Information shown:
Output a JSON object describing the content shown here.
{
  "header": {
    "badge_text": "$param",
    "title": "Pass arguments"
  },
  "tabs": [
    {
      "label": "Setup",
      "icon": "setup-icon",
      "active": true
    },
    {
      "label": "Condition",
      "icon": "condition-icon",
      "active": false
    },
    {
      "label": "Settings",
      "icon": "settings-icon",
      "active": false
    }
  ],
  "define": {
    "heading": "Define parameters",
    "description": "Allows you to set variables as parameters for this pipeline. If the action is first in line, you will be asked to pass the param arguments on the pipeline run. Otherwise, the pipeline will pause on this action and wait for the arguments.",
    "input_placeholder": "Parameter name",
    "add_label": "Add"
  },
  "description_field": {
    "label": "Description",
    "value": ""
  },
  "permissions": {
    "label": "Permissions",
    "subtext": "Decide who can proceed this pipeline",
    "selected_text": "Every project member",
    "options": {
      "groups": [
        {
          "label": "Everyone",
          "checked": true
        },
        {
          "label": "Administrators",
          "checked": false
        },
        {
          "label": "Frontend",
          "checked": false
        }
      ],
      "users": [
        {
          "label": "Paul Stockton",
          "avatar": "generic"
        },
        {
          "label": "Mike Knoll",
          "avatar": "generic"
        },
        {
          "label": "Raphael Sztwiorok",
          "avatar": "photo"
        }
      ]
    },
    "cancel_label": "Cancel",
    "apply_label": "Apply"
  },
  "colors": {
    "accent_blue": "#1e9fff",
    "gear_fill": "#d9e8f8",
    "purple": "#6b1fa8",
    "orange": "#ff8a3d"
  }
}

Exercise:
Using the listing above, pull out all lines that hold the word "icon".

Task output:
      "icon": "setup-icon",
      "icon": "condition-icon",
      "icon": "settings-icon",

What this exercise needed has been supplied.